:: Provided entries ::

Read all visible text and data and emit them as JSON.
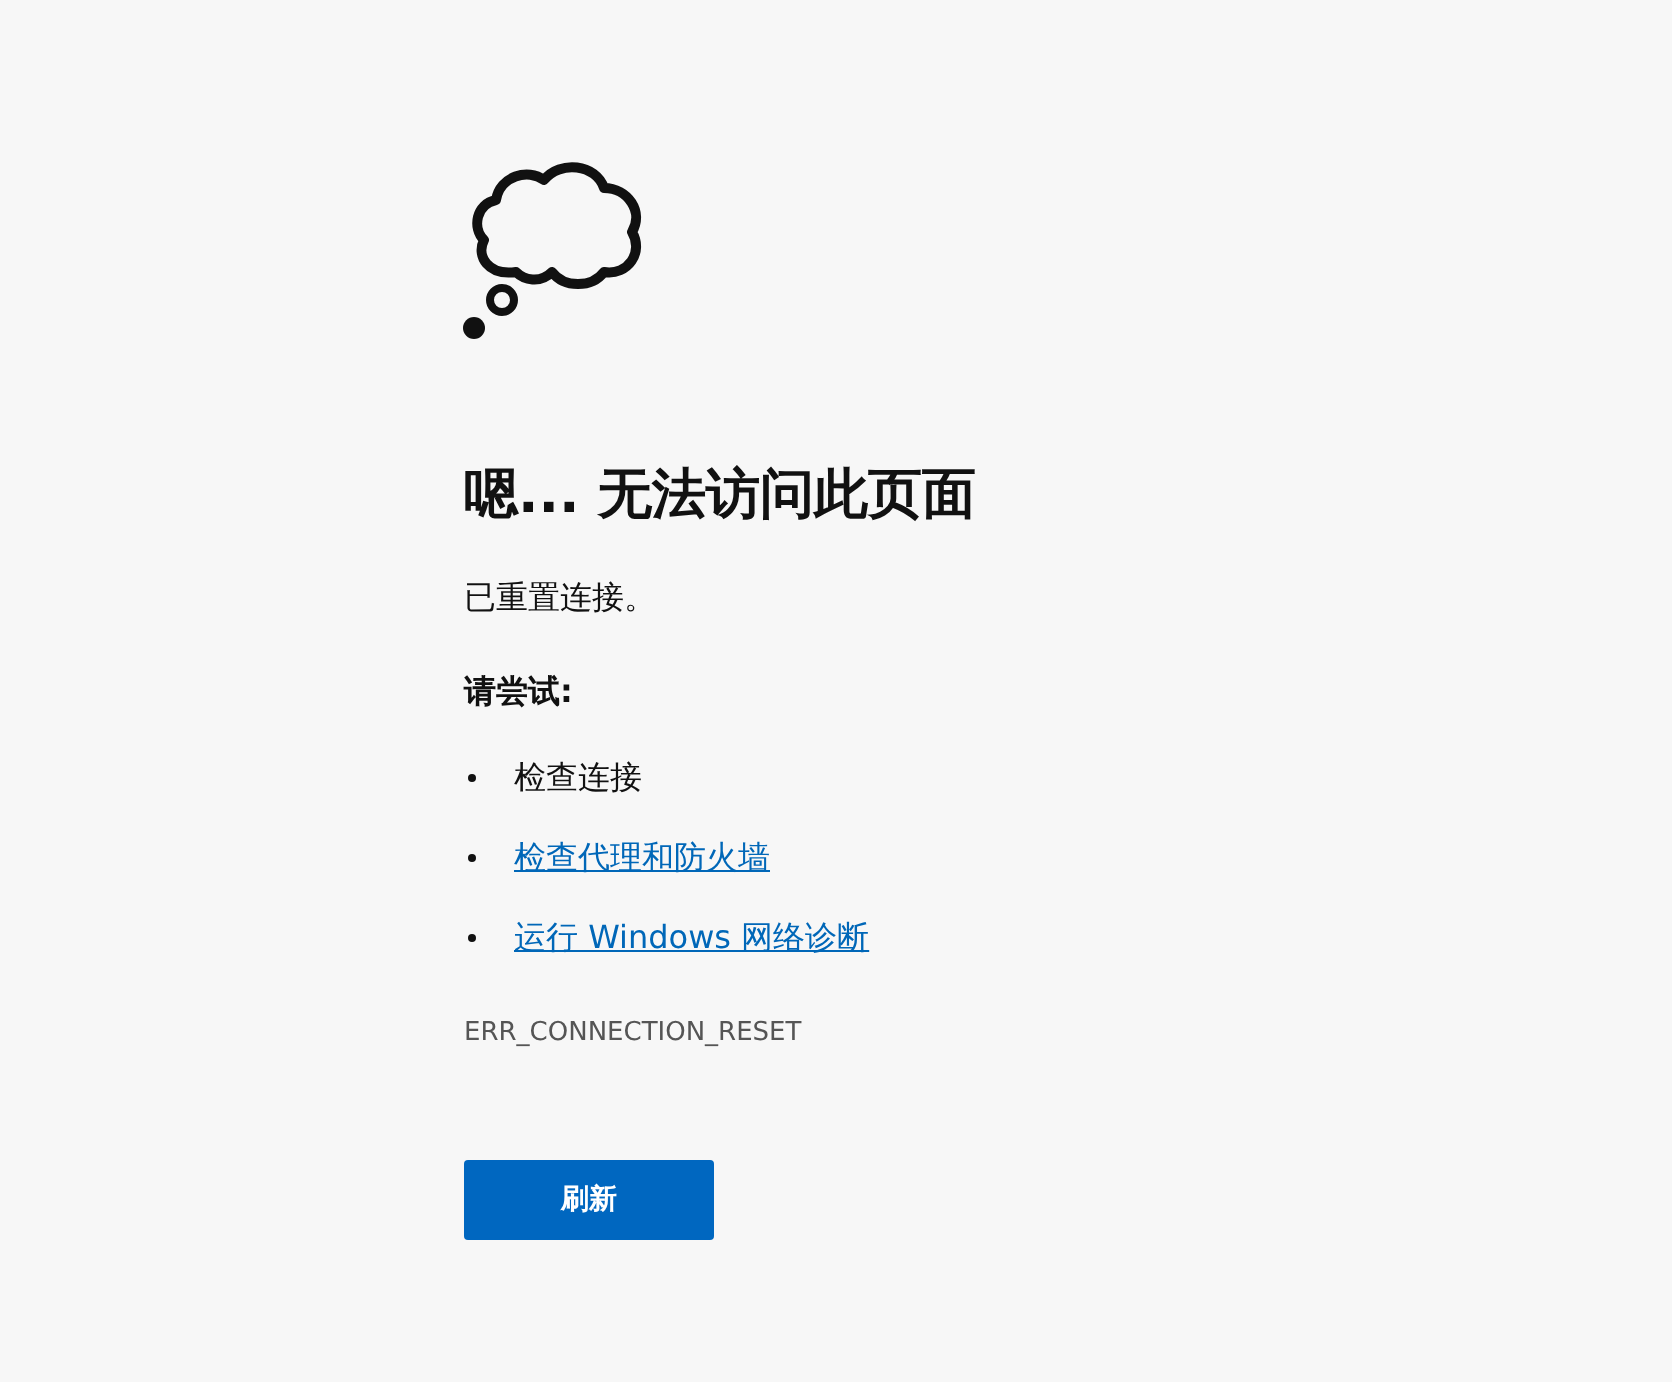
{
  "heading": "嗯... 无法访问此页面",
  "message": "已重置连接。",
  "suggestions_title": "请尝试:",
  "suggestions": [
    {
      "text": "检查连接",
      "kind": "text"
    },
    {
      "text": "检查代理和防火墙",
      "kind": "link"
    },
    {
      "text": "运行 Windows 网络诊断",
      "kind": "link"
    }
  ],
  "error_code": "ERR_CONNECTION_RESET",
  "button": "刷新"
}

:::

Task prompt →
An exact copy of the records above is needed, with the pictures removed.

Solved exercise →
Read all visible text and data and emit them as JSON.
{
  "heading": "嗯... 无法访问此页面",
  "message": "已重置连接。",
  "suggestions_title": "请尝试:",
  "suggestions": [
    {
      "text": "检查连接",
      "kind": "text"
    },
    {
      "text": "检查代理和防火墙",
      "kind": "link"
    },
    {
      "text": "运行 Windows 网络诊断",
      "kind": "link"
    }
  ],
  "error_code": "ERR_CONNECTION_RESET",
  "button": "刷新"
}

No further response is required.